Nehemiah Grew’s 1682 work The Anatomy of Plants secured his place as the father of plant anatomy. Public Domain Review has a superb look at his philosophy and science, and the early plant illustrations that helped our knowledge grow. Or Grew.
In this interesting close-up by Dietmut Teijgeman-Hansen, we see what remains of a leaf that was likely consumed by an insect and is now slowly decomposing. According to reddit’s resident biologist Unidan:
“The reason this skeletal like pattern remains in the leaves is due to higher concentrations of lignin (a strong carbon structural molecule that is what makes wood woody) in the tracheid xylem cells. The more easily decomposed cells will rot away (or be eaten away, as it is more nutritious and more easily digested by insects), leaving the tougher skeletal lignin frame”
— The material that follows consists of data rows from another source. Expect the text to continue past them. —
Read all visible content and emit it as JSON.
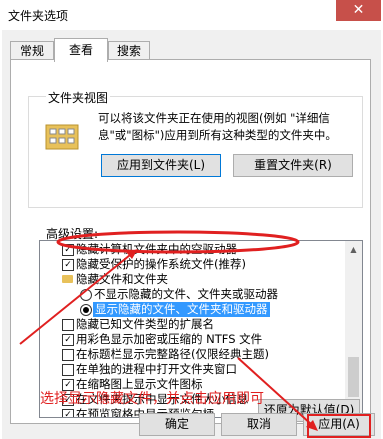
{
  "window": {
    "title": "文件夹选项",
    "close_glyph": "✕"
  },
  "tabs": [
    "常规",
    "查看",
    "搜索"
  ],
  "folder_views": {
    "legend": "文件夹视图",
    "description": "可以将该文件夹正在使用的视图(例如 \"详细信息\"或\"图标\")应用到所有这种类型的文件夹中。",
    "apply_button": "应用到文件夹(L)",
    "reset_button": "重置文件夹(R)"
  },
  "advanced": {
    "label": "高级设置:",
    "items": [
      {
        "kind": "checkbox",
        "checked": true,
        "label": "隐藏计算机文件夹中的空驱动器"
      },
      {
        "kind": "checkbox",
        "checked": true,
        "label": "隐藏受保护的操作系统文件(推荐)"
      },
      {
        "kind": "folder",
        "label": "隐藏文件和文件夹"
      },
      {
        "kind": "radio",
        "checked": false,
        "label": "不显示隐藏的文件、文件夹或驱动器"
      },
      {
        "kind": "radio",
        "checked": true,
        "selected": true,
        "label": "显示隐藏的文件、文件夹和驱动器"
      },
      {
        "kind": "checkbox",
        "checked": false,
        "label": "隐藏已知文件类型的扩展名"
      },
      {
        "kind": "checkbox",
        "checked": true,
        "label": "用彩色显示加密或压缩的 NTFS 文件"
      },
      {
        "kind": "checkbox",
        "checked": false,
        "label": "在标题栏显示完整路径(仅限经典主题)"
      },
      {
        "kind": "checkbox",
        "checked": false,
        "label": "在单独的进程中打开文件夹窗口"
      },
      {
        "kind": "checkbox",
        "checked": true,
        "label": "在缩略图上显示文件图标"
      },
      {
        "kind": "checkbox",
        "checked": true,
        "label": "在文件夹提示中显示文件大小信息"
      },
      {
        "kind": "checkbox",
        "checked": true,
        "label": "在预览窗格中显示预览句柄"
      }
    ],
    "restore_button": "还原为默认值(D)"
  },
  "footer": {
    "ok": "确定",
    "cancel": "取消",
    "apply": "应用(A)"
  },
  "annotation": {
    "text": "选择显示隐藏文件，并点击应用即可",
    "color": "#e02020"
  }
}
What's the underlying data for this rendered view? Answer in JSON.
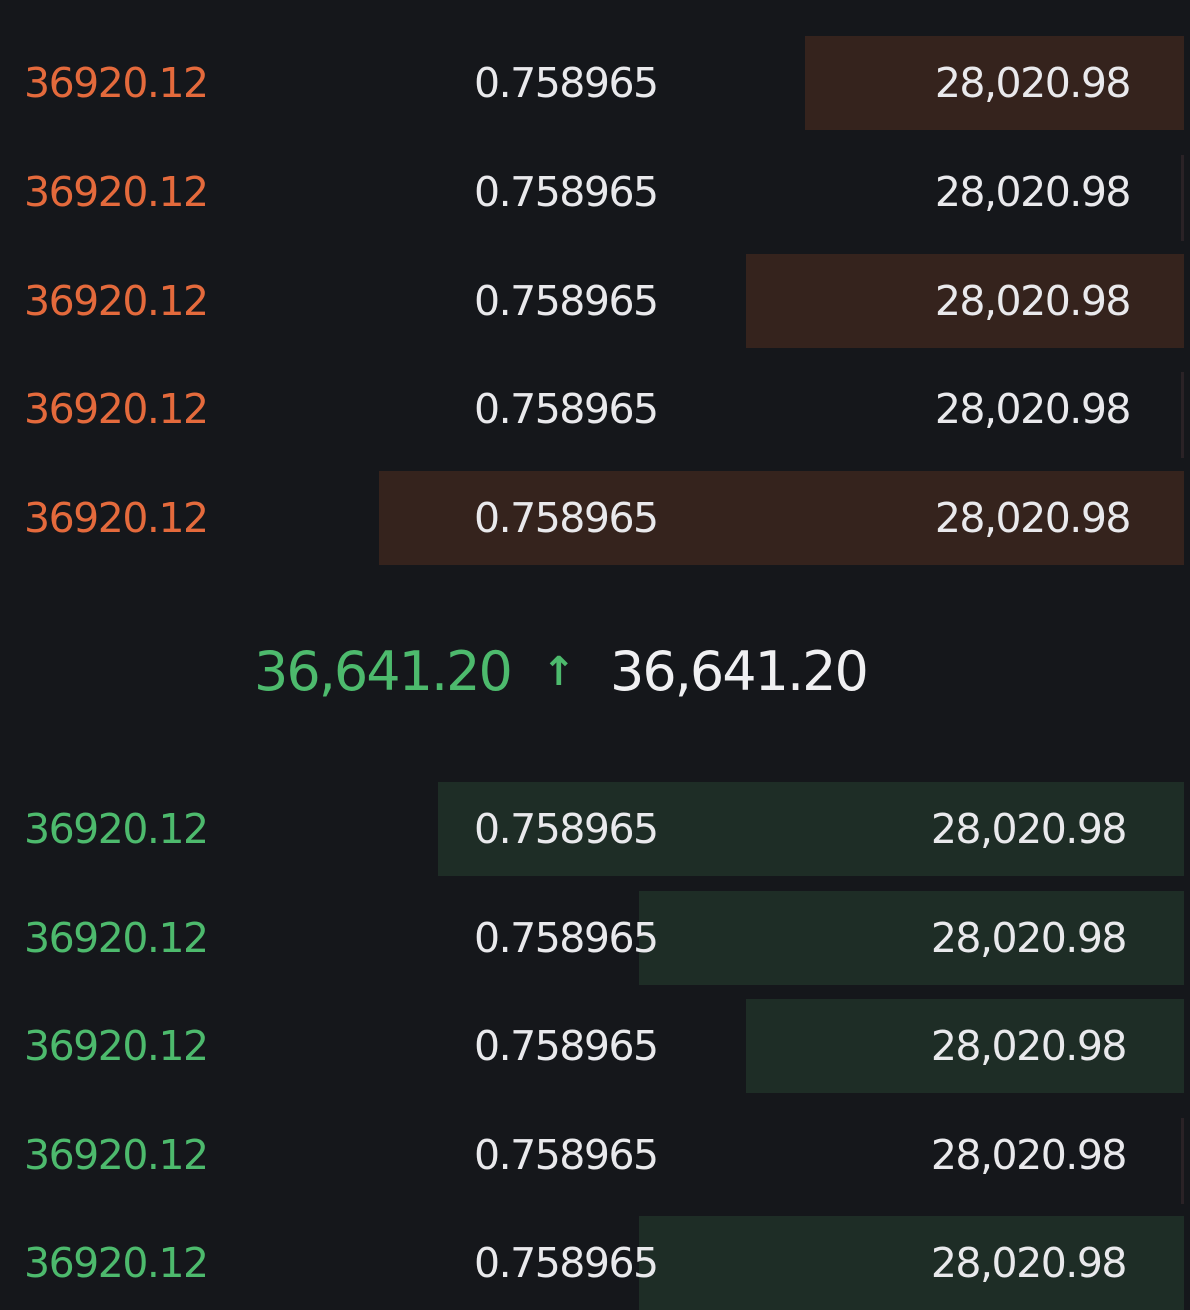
{
  "orderbook": {
    "colors": {
      "ask_price": "#e46a3c",
      "bid_price": "#4dba6d",
      "ask_depth": "#35231d",
      "bid_depth": "#1e2d26",
      "background": "#15171b"
    },
    "asks": [
      {
        "price": "36920.12",
        "amount": "0.758965",
        "total": "28,020.98",
        "depth_fraction": 0.32
      },
      {
        "price": "36920.12",
        "amount": "0.758965",
        "total": "28,020.98",
        "depth_fraction": 0.0
      },
      {
        "price": "36920.12",
        "amount": "0.758965",
        "total": "28,020.98",
        "depth_fraction": 0.37
      },
      {
        "price": "36920.12",
        "amount": "0.758965",
        "total": "28,020.98",
        "depth_fraction": 0.0
      },
      {
        "price": "36920.12",
        "amount": "0.758965",
        "total": "28,020.98",
        "depth_fraction": 0.68
      }
    ],
    "mid": {
      "last_price": "36,641.20",
      "direction_icon": "arrow-up-icon",
      "mark_price": "36,641.20"
    },
    "bids": [
      {
        "price": "36920.12",
        "amount": "0.758965",
        "total": "28,020.98",
        "depth_fraction": 0.63
      },
      {
        "price": "36920.12",
        "amount": "0.758965",
        "total": "28,020.98",
        "depth_fraction": 0.46
      },
      {
        "price": "36920.12",
        "amount": "0.758965",
        "total": "28,020.98",
        "depth_fraction": 0.37
      },
      {
        "price": "36920.12",
        "amount": "0.758965",
        "total": "28,020.98",
        "depth_fraction": 0.0
      },
      {
        "price": "36920.12",
        "amount": "0.758965",
        "total": "28,020.98",
        "depth_fraction": 0.46
      }
    ]
  }
}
Plants and people, we all leaf bones behind. They become us in life, we become them in death.
Seasons Come and Seasons Glow
We’ve all eaten more than our fill, especially during this time of year. Did you know plants can get full, too?
The elaborate process of converting sunlight into usable energy (the so-called “light reactions” or “magic”) is essentially a big chain where one protein hands off electrons to the next in order to break apart water and build up a bunch of hydrogen ions that can be used to power the ATP factory:
It’s a bit like someone carrying buckets of water upriver in order to power the water wheel at the old mill. The thing is, any a given chloroplast can only hold and process so much sun energy at one time. In order to prevent damage to the leaf factory, the plant gets rid of the excess, either via heat or by giving off light.
That’s right, plants can glow! Or more accurately, chlorophyll can fluoresce. And they do it just about any time they are undergoing photosynthesis, it’s just that we can’t see it. But NASA can. Their Earth-observing satellites can detect this excess plant energy and use it to check how active and healthy our planet’s vegetation is.
The above visualization from NASA shows four years worth of plant fluorescence, averaged into one complete seasonal cycle. Winter turns to spring, spring to summer, and autumn leaves fall, played out in waves of glowing pink.
Previously: The world viewed through Kodak’s Aerochrome film … pink plants everywhere!
Green, yellow,and red, oh my! What causes the beautiful autumn colors and why do leaves need to fall off anyways?
A little pigment called chlorophyll and a little bug called an aphid have a lot to do with it.
I’ve heard this happens in other parts of the country. I’ll take Julia’s word for it. Good to know the science, anyhow, just in case I stumble upon it and am confused by orange-hued trees.
Scientists study the effects of light on plant life cycles in Beltsville, Maryland, August 1953.Photograph by Jack Fletcher, National Geographic
Let’s play a little thought exercise: Which color(s) of light do you think would be better/worse for plant growth? What makes you think that?
Please show your work, and everyone gets an A+ just for trying.
NASA Sees Photosynthesis From Space
Plants are often unable to absorb all the light that hits their leaves and chloroplasts. A small portion is re-emitted as fluorescence, it’s just that we can’t see the faint signal in broad daylight.
But satellites can. NASA shows you what plant fluorescence looks like from orbit. This kind of data is key to understanding the health of global vegetation.